[THE DATA]

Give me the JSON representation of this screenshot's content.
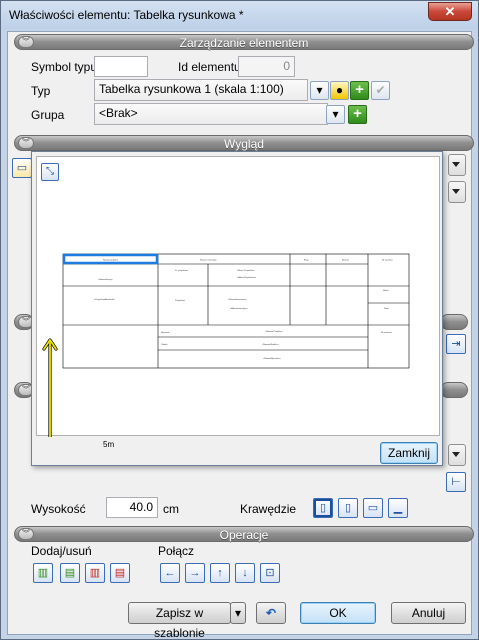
{
  "window": {
    "title": "Właściwości elementu: Tabelka rysunkowa *",
    "close_symbol": "✕"
  },
  "sections": {
    "management": "Zarządzanie elementem",
    "appearance": "Wygląd",
    "operations": "Operacje"
  },
  "management": {
    "symbol_label": "Symbol typu",
    "symbol_value": "",
    "id_label": "Id elementu",
    "id_value": "0",
    "type_label": "Typ",
    "type_value": "Tabelka rysunkowa 1 (skala 1:100)",
    "group_label": "Grupa",
    "group_value": "<Brak>"
  },
  "preview": {
    "scale_label": "5m",
    "close_button": "Zamknij",
    "table_cells": [
      "Nazwa projektu",
      "Nazwa inwestycji",
      "Etap",
      "Branża",
      "Nr rysunku",
      "<NazwaFirmy>",
      "Zr. projektant",
      "<Biuro Projektów>",
      "<AdresProjektanta>",
      "Skala",
      "Projektant",
      "<NazwaInwestora>",
      "<AdresInwestycji>",
      "<ProjektantArchitekt>",
      "Data",
      "Rysunek",
      "<Nazwa Projektu>",
      "Obiekt",
      "<NazwaObiektu>",
      "Nr arkusza",
      "<NazwaRysunku>"
    ]
  },
  "appearance": {
    "height_label": "Wysokość",
    "height_value": "40.0",
    "height_unit": "cm",
    "edges_label": "Krawędzie"
  },
  "operations": {
    "add_remove_label": "Dodaj/usuń",
    "join_label": "Połącz"
  },
  "footer": {
    "save_template": "Zapisz w szablonie",
    "ok": "OK",
    "cancel": "Anuluj"
  },
  "colors": {
    "accent": "#3c7fb1",
    "axis_yellow": "#f2e600",
    "selection_blue": "#1e7be0"
  }
}
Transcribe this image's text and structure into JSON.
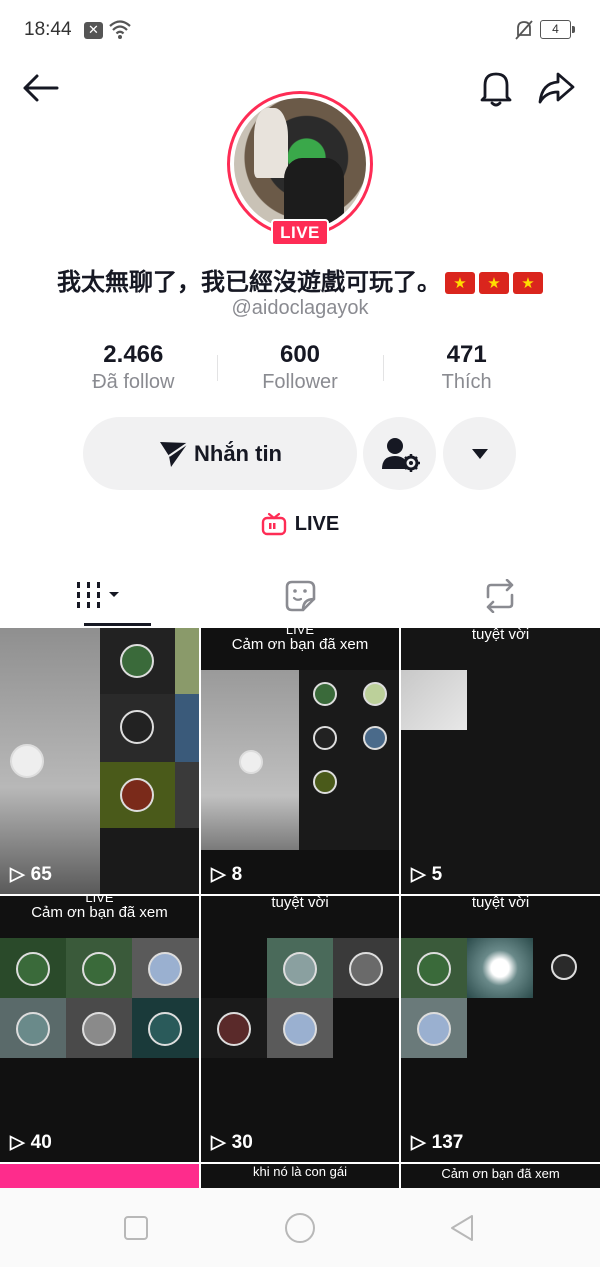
{
  "status_bar": {
    "time": "18:44",
    "battery": "4"
  },
  "header": {
    "back_icon": "arrow-left-icon",
    "notification_icon": "bell-icon",
    "share_icon": "share-arrow-icon"
  },
  "profile": {
    "live_badge": "LIVE",
    "display_name": "我太無聊了，我已經沒遊戲可玩了。",
    "flag_count": 3,
    "username": "@aidoclagayok"
  },
  "stats": [
    {
      "value": "2.466",
      "label": "Đã follow"
    },
    {
      "value": "600",
      "label": "Follower"
    },
    {
      "value": "471",
      "label": "Thích"
    }
  ],
  "actions": {
    "message_label": "Nhắn tin",
    "live_link_label": "LIVE"
  },
  "tabs": [
    {
      "icon": "videos-grid-icon",
      "selected": true
    },
    {
      "icon": "sticker-icon",
      "selected": false
    },
    {
      "icon": "repost-icon",
      "selected": false
    }
  ],
  "videos": [
    {
      "views": "65",
      "overlay": ""
    },
    {
      "views": "8",
      "overlay": "Cảm ơn bạn đã xem",
      "top_label": "LIVE"
    },
    {
      "views": "5",
      "overlay": "tuyệt vời"
    },
    {
      "views": "40",
      "overlay": "Cảm ơn bạn đã xem",
      "top_label": "LIVE"
    },
    {
      "views": "30",
      "overlay": "tuyệt vời"
    },
    {
      "views": "137",
      "overlay": "tuyệt vời"
    },
    {
      "views": "",
      "overlay": ""
    },
    {
      "views": "",
      "overlay": "khi nó là con gái"
    },
    {
      "views": "",
      "overlay": "Cảm ơn bạn đã xem"
    }
  ],
  "colors": {
    "accent": "#fe2c55",
    "text": "#161823",
    "secondary": "#8a8b91"
  }
}
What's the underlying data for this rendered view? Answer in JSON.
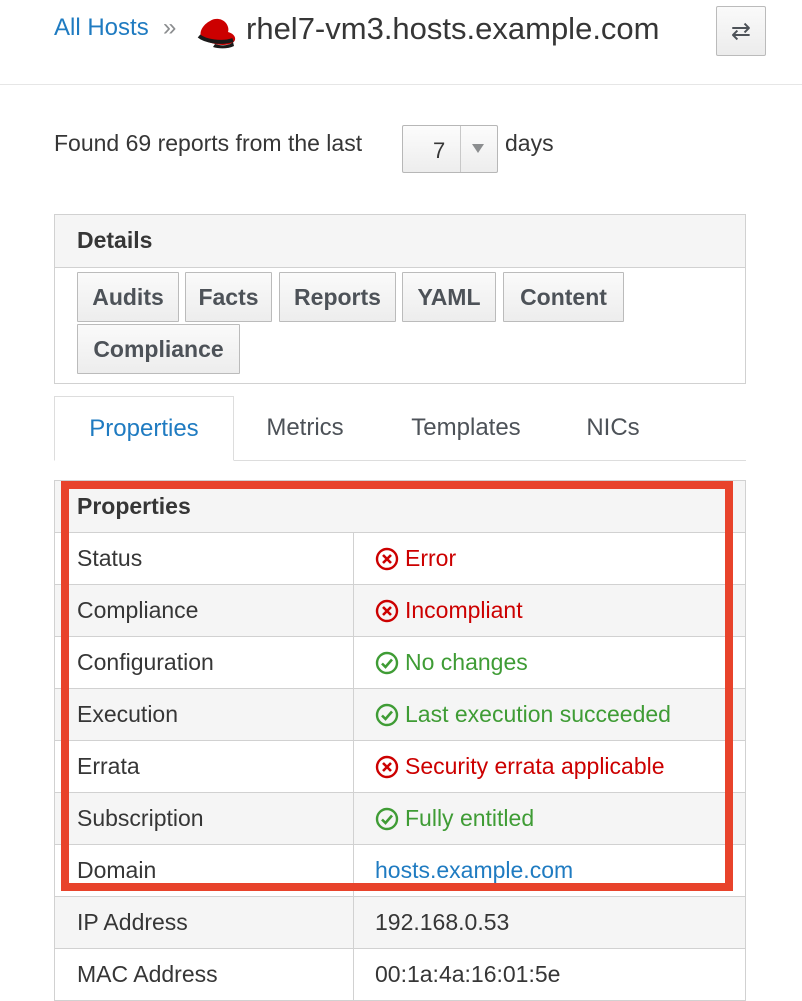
{
  "breadcrumb": {
    "parent_label": "All Hosts",
    "separator": "»",
    "current": "rhel7-vm3.hosts.example.com"
  },
  "header": {
    "os_icon": "redhat-icon",
    "switch_icon": "switch-arrows-icon",
    "switch_glyph": "⇄"
  },
  "reports": {
    "prefix": "Found 69 reports from the last",
    "days_value": "7",
    "suffix": "days"
  },
  "details": {
    "title": "Details",
    "buttons": [
      "Audits",
      "Facts",
      "Reports",
      "YAML",
      "Content",
      "Compliance"
    ]
  },
  "tabs": [
    "Properties",
    "Metrics",
    "Templates",
    "NICs"
  ],
  "properties": {
    "title": "Properties",
    "rows": [
      {
        "label": "Status",
        "value": "Error",
        "state": "error"
      },
      {
        "label": "Compliance",
        "value": "Incompliant",
        "state": "error"
      },
      {
        "label": "Configuration",
        "value": "No changes",
        "state": "ok"
      },
      {
        "label": "Execution",
        "value": "Last execution succeeded",
        "state": "ok"
      },
      {
        "label": "Errata",
        "value": "Security errata applicable",
        "state": "error"
      },
      {
        "label": "Subscription",
        "value": "Fully entitled",
        "state": "ok"
      },
      {
        "label": "Domain",
        "value": "hosts.example.com",
        "state": "link"
      },
      {
        "label": "IP Address",
        "value": "192.168.0.53",
        "state": "plain"
      },
      {
        "label": "MAC Address",
        "value": "00:1a:4a:16:01:5e",
        "state": "plain"
      }
    ]
  },
  "colors": {
    "link": "#1f7bc1",
    "error": "#cc0000",
    "ok": "#3f9c35",
    "highlight": "#e8432b"
  }
}
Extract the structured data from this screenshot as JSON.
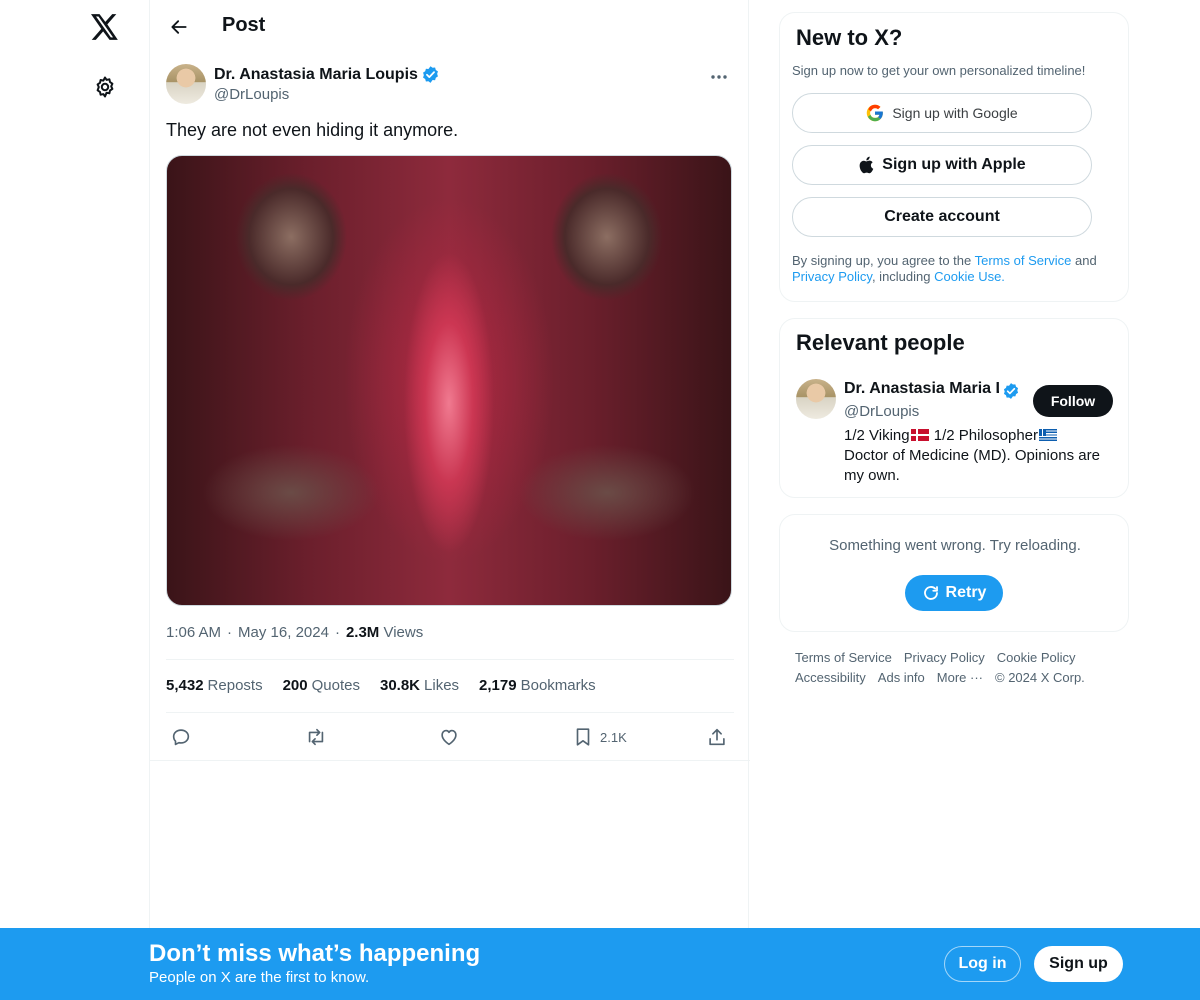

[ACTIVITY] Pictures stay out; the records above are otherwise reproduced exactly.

[FINISHED TASK]
Give me the JSON representation of this screenshot's content.
{
  "window": {
    "title": "Właściwości elementu: Tabelka rysunkowa *",
    "close_symbol": "✕"
  },
  "sections": {
    "management": "Zarządzanie elementem",
    "appearance": "Wygląd",
    "operations": "Operacje"
  },
  "management": {
    "symbol_label": "Symbol typu",
    "symbol_value": "",
    "id_label": "Id elementu",
    "id_value": "0",
    "type_label": "Typ",
    "type_value": "Tabelka rysunkowa 1 (skala 1:100)",
    "group_label": "Grupa",
    "group_value": "<Brak>"
  },
  "preview": {
    "scale_label": "5m",
    "close_button": "Zamknij",
    "table_cells": [
      "Nazwa projektu",
      "Nazwa inwestycji",
      "Etap",
      "Branża",
      "Nr rysunku",
      "<NazwaFirmy>",
      "Zr. projektant",
      "<Biuro Projektów>",
      "<AdresProjektanta>",
      "Skala",
      "Projektant",
      "<NazwaInwestora>",
      "<AdresInwestycji>",
      "<ProjektantArchitekt>",
      "Data",
      "Rysunek",
      "<Nazwa Projektu>",
      "Obiekt",
      "<NazwaObiektu>",
      "Nr arkusza",
      "<NazwaRysunku>"
    ]
  },
  "appearance": {
    "height_label": "Wysokość",
    "height_value": "40.0",
    "height_unit": "cm",
    "edges_label": "Krawędzie"
  },
  "operations": {
    "add_remove_label": "Dodaj/usuń",
    "join_label": "Połącz"
  },
  "footer": {
    "save_template": "Zapisz w szablonie",
    "ok": "OK",
    "cancel": "Anuluj"
  },
  "colors": {
    "accent": "#3c7fb1",
    "axis_yellow": "#f2e600",
    "selection_blue": "#1e7be0"
  }
}
Transcribe this image's text and structure into JSON.
{
  "status_bar": {
    "time": "18:44",
    "battery": "4"
  },
  "header": {
    "back_icon": "arrow-left-icon",
    "notification_icon": "bell-icon",
    "share_icon": "share-arrow-icon"
  },
  "profile": {
    "live_badge": "LIVE",
    "display_name": "我太無聊了，我已經沒遊戲可玩了。",
    "flag_count": 3,
    "username": "@aidoclagayok"
  },
  "stats": [
    {
      "value": "2.466",
      "label": "Đã follow"
    },
    {
      "value": "600",
      "label": "Follower"
    },
    {
      "value": "471",
      "label": "Thích"
    }
  ],
  "actions": {
    "message_label": "Nhắn tin",
    "live_link_label": "LIVE"
  },
  "tabs": [
    {
      "icon": "videos-grid-icon",
      "selected": true
    },
    {
      "icon": "sticker-icon",
      "selected": false
    },
    {
      "icon": "repost-icon",
      "selected": false
    }
  ],
  "videos": [
    {
      "views": "65",
      "overlay": ""
    },
    {
      "views": "8",
      "overlay": "Cảm ơn bạn đã xem",
      "top_label": "LIVE"
    },
    {
      "views": "5",
      "overlay": "tuyệt vời"
    },
    {
      "views": "40",
      "overlay": "Cảm ơn bạn đã xem",
      "top_label": "LIVE"
    },
    {
      "views": "30",
      "overlay": "tuyệt vời"
    },
    {
      "views": "137",
      "overlay": "tuyệt vời"
    },
    {
      "views": "",
      "overlay": ""
    },
    {
      "views": "",
      "overlay": "khi nó là con gái"
    },
    {
      "views": "",
      "overlay": "Cảm ơn bạn đã xem"
    }
  ],
  "colors": {
    "accent": "#fe2c55",
    "text": "#161823",
    "secondary": "#8a8b91"
  }
}
What's the underlying data for this rendered view? Answer in JSON.
{
  "breadcrumb": {
    "parent_label": "All Hosts",
    "separator": "»",
    "current": "rhel7-vm3.hosts.example.com"
  },
  "header": {
    "os_icon": "redhat-icon",
    "switch_icon": "switch-arrows-icon",
    "switch_glyph": "⇄"
  },
  "reports": {
    "prefix": "Found 69 reports from the last",
    "days_value": "7",
    "suffix": "days"
  },
  "details": {
    "title": "Details",
    "buttons": [
      "Audits",
      "Facts",
      "Reports",
      "YAML",
      "Content",
      "Compliance"
    ]
  },
  "tabs": [
    "Properties",
    "Metrics",
    "Templates",
    "NICs"
  ],
  "properties": {
    "title": "Properties",
    "rows": [
      {
        "label": "Status",
        "value": "Error",
        "state": "error"
      },
      {
        "label": "Compliance",
        "value": "Incompliant",
        "state": "error"
      },
      {
        "label": "Configuration",
        "value": "No changes",
        "state": "ok"
      },
      {
        "label": "Execution",
        "value": "Last execution succeeded",
        "state": "ok"
      },
      {
        "label": "Errata",
        "value": "Security errata applicable",
        "state": "error"
      },
      {
        "label": "Subscription",
        "value": "Fully entitled",
        "state": "ok"
      },
      {
        "label": "Domain",
        "value": "hosts.example.com",
        "state": "link"
      },
      {
        "label": "IP Address",
        "value": "192.168.0.53",
        "state": "plain"
      },
      {
        "label": "MAC Address",
        "value": "00:1a:4a:16:01:5e",
        "state": "plain"
      }
    ]
  },
  "colors": {
    "link": "#1f7bc1",
    "error": "#cc0000",
    "ok": "#3f9c35",
    "highlight": "#e8432b"
  }
}
Extract the structured data from this screenshot as JSON.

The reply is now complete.